Recycling of refractory materials avoids 800 000 tons of CO2

In the European research project ReSoURCE, experts from nine different companies and institutes are working together to develop sustainable solutions for the recycling of refractory materials. The German project partners are primarily providing laser know-how.

Refractory materials withstand high temperatures beyond 1 500°C. They are indispensable for industrial furnaces that produce glass or ceramics, non-ferrous metals and steels, for example. The service life for refractory products ranges from a few days to many years – depending on the materials, the temperature in the melting vessel and other operating parameters. As a result, about 32 million tons of used refractory materials are produced worldwide every year, of which only a fraction is recycled.

The production of refractory materials from primary raw materials causes considerable amounts of CO2, mainly because carbon dioxide has to be removed from carbonate-type raw materials. In addition, the raw materials are largely imported into Europe. This also includes critical raw materials with risky supply chains. These alone are enough reason to reprocess used refractory materials and feed them into a circular economy, as there are currently no significant alternatives to them.

Automatic sorting system using laser technology
“Refractory products are precisely adapted to the customers’ requirements,” explains ReSoURCE project coordinator Alexander Leitner from RHI Magnesita. The optimal composition of the high-temperature resistant materials depends on the intended application, the manufacturing processes, and the related chemical properties of the process media. “This means that our products have very different compositions. Before recycling, we therefore have to separate them as precisely as possible,” Leitner continues.

The project therefore centres on an automatic sorting system for spent refractory materials. A laser unit will be used to identify the constituents of the used material on a conveyor belt without contacting them. The laser technology comes from the medium-sized company Laser Analytical Systems & Automation GmbH (LSA) from Aachen, a spin-off of the Fraunhofer Institute for Laser Technology ILT. Fraunhofer ILT is a pioneer in developing novel applications for laser spectroscopy, including sorting into pure materials for recycling with laser-induced breakdown spectroscopy (LIBS).

“At Fraunhofer ILT, we have already developed an inline measurement technique that performs a direct analysis of metal scrap on a conveyor belt and detects the composition of each piece of scrap,” explains Dr. Cord Fricke-Begemann, Head of the Materials Analysis Group at Fraunhofer ILT. “With this multi-element analysis, we can detect a large number of alloys. We are now transferring the findings to refractory materials.”

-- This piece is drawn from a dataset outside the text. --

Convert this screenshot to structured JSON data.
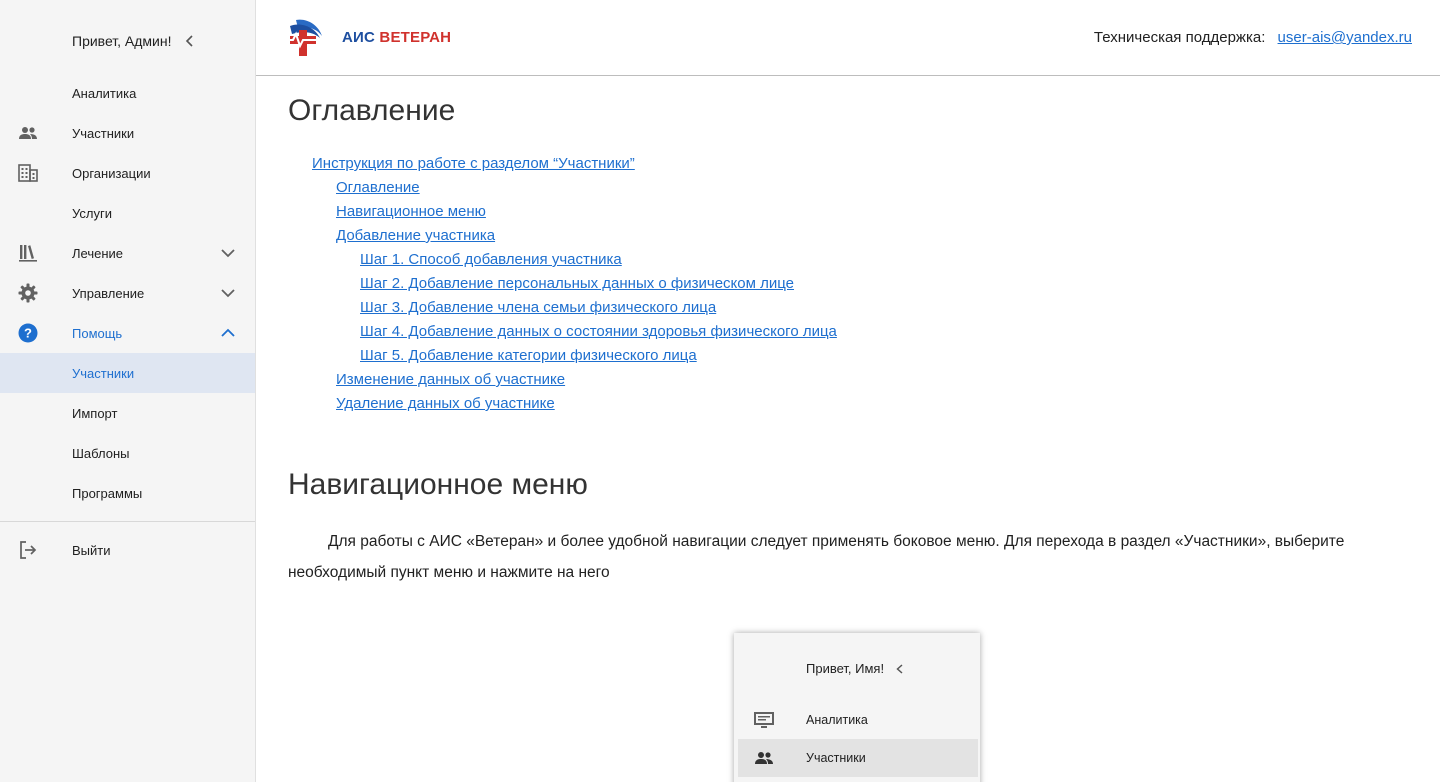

To gain greater insight into the project, the public can follow the research up close on a science blog on the project’s website: